Work item –
Count how many lines in the entries below hold "bottle". Only the number belongs in the answer.

Dataset –
#####

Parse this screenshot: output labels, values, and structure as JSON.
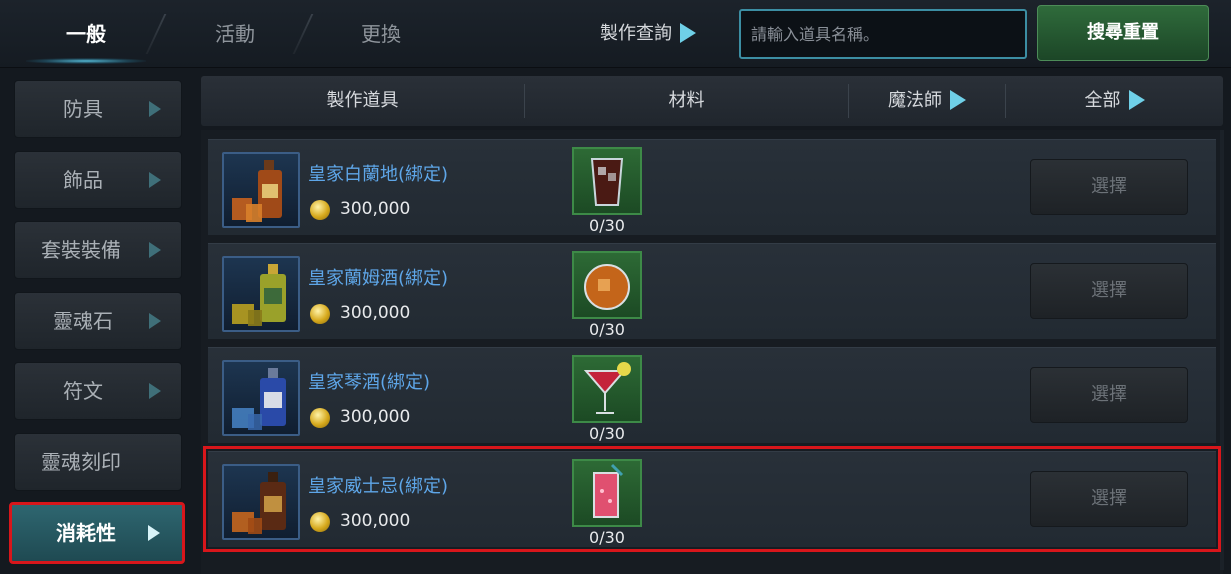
{
  "tabs": [
    {
      "label": "一般",
      "active": true
    },
    {
      "label": "活動",
      "active": false
    },
    {
      "label": "更換",
      "active": false
    }
  ],
  "search": {
    "craft_query_label": "製作查詢",
    "placeholder": "請輸入道具名稱。",
    "reset_label": "搜尋重置"
  },
  "sidebar": {
    "items": [
      {
        "label": "防具"
      },
      {
        "label": "飾品"
      },
      {
        "label": "套裝裝備"
      },
      {
        "label": "靈魂石"
      },
      {
        "label": "符文"
      },
      {
        "label": "靈魂刻印"
      },
      {
        "label": "消耗性",
        "active": true
      }
    ]
  },
  "table": {
    "headers": {
      "item": "製作道具",
      "material": "材料",
      "class_filter": "魔法師",
      "category_filter": "全部"
    },
    "rows": [
      {
        "name": "皇家白蘭地(綁定)",
        "price": "300,000",
        "material_count": "0/30",
        "button": "選擇",
        "icon": "brandy-bottle-icon",
        "material_icon": "cola-glass-icon"
      },
      {
        "name": "皇家蘭姆酒(綁定)",
        "price": "300,000",
        "material_count": "0/30",
        "button": "選擇",
        "icon": "rum-bottle-icon",
        "material_icon": "whiskey-ice-icon"
      },
      {
        "name": "皇家琴酒(綁定)",
        "price": "300,000",
        "material_count": "0/30",
        "button": "選擇",
        "icon": "gin-bottle-icon",
        "material_icon": "cocktail-glass-icon"
      },
      {
        "name": "皇家威士忌(綁定)",
        "price": "300,000",
        "material_count": "0/30",
        "button": "選擇",
        "icon": "whiskey-bottle-icon",
        "material_icon": "pink-drink-icon",
        "highlighted": true
      }
    ]
  },
  "colors": {
    "accent": "#6fd0e8",
    "highlight_border": "#d8161b",
    "item_name": "#5ea6e8",
    "reset_button": "#2f6b3b",
    "material_bg": "#2d6a35"
  }
}
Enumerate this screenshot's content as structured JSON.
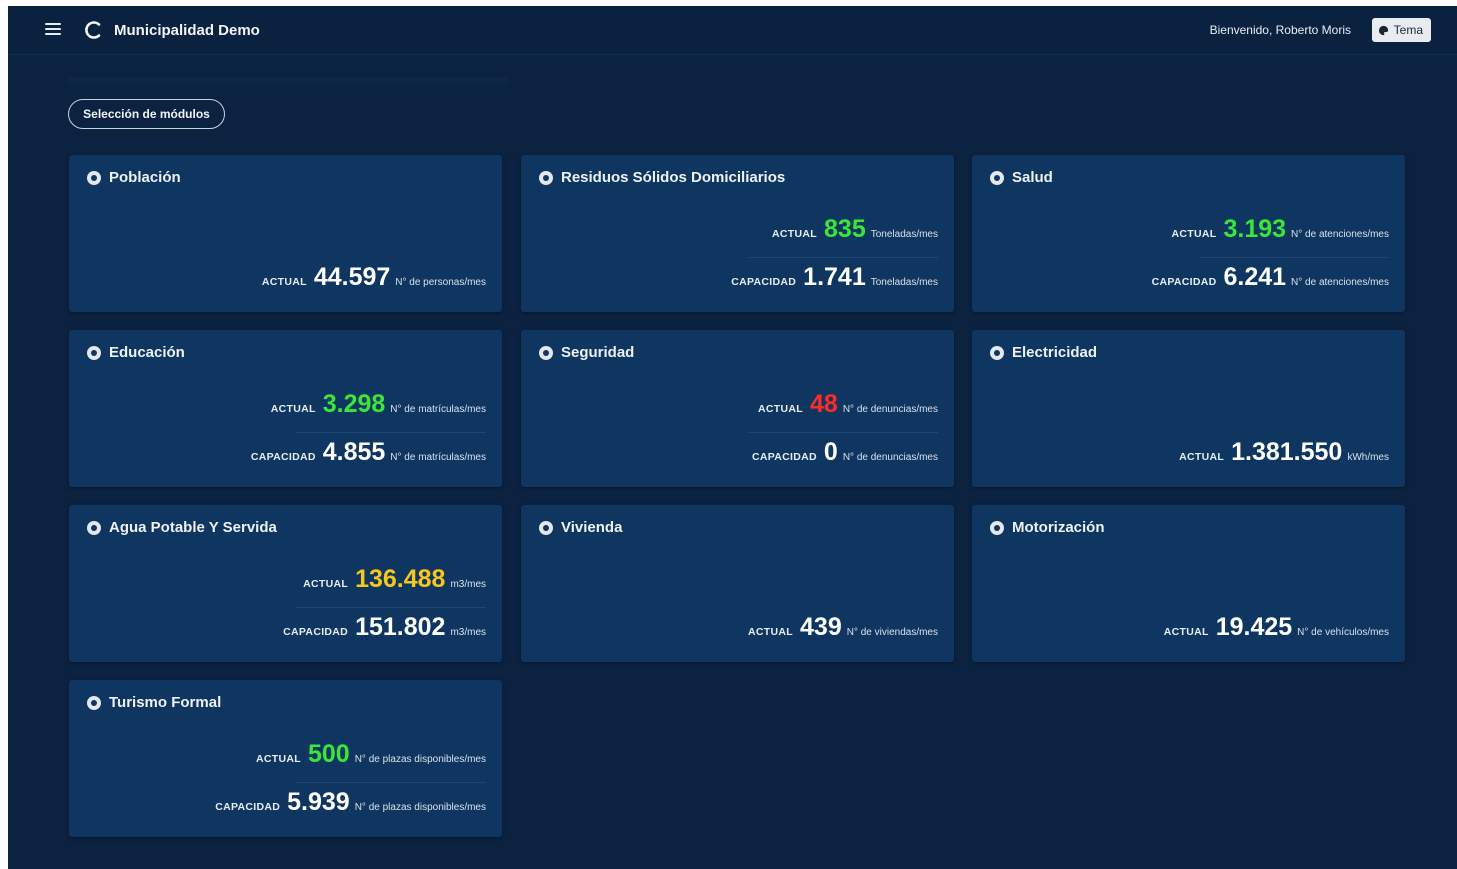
{
  "header": {
    "title": "Municipalidad Demo",
    "welcome": "Bienvenido, Roberto Moris",
    "theme_label": "Tema"
  },
  "modules_button": "Selección de módulos",
  "labels": {
    "actual": "ACTUAL",
    "capacidad": "CAPACIDAD"
  },
  "colors": {
    "green": "#39e639",
    "yellow": "#f6c81c",
    "red": "#ff2a2a",
    "white": "#ffffff",
    "card_bg": "#0f3561",
    "page_bg": "#0b2240"
  },
  "cards": [
    {
      "title": "Población",
      "actual": "44.597",
      "actual_unit": "N° de personas/mes",
      "actual_color": "white"
    },
    {
      "title": "Residuos Sólidos Domiciliarios",
      "actual": "835",
      "actual_unit": "Toneladas/mes",
      "actual_color": "green",
      "capacidad": "1.741",
      "capacidad_unit": "Toneladas/mes"
    },
    {
      "title": "Salud",
      "actual": "3.193",
      "actual_unit": "N° de atenciones/mes",
      "actual_color": "green",
      "capacidad": "6.241",
      "capacidad_unit": "N° de atenciones/mes"
    },
    {
      "title": "Educación",
      "actual": "3.298",
      "actual_unit": "N° de matrículas/mes",
      "actual_color": "green",
      "capacidad": "4.855",
      "capacidad_unit": "N° de matrículas/mes"
    },
    {
      "title": "Seguridad",
      "actual": "48",
      "actual_unit": "N° de denuncias/mes",
      "actual_color": "red",
      "capacidad": "0",
      "capacidad_unit": "N° de denuncias/mes"
    },
    {
      "title": "Electricidad",
      "actual": "1.381.550",
      "actual_unit": "kWh/mes",
      "actual_color": "white"
    },
    {
      "title": "Agua Potable Y Servida",
      "actual": "136.488",
      "actual_unit": "m3/mes",
      "actual_color": "yellow",
      "capacidad": "151.802",
      "capacidad_unit": "m3/mes"
    },
    {
      "title": "Vivienda",
      "actual": "439",
      "actual_unit": "N° de viviendas/mes",
      "actual_color": "white"
    },
    {
      "title": "Motorización",
      "actual": "19.425",
      "actual_unit": "N° de vehículos/mes",
      "actual_color": "white"
    },
    {
      "title": "Turismo Formal",
      "actual": "500",
      "actual_unit": "N° de plazas disponibles/mes",
      "actual_color": "green",
      "capacidad": "5.939",
      "capacidad_unit": "N° de plazas disponibles/mes"
    }
  ]
}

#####

Response to this exercise –
4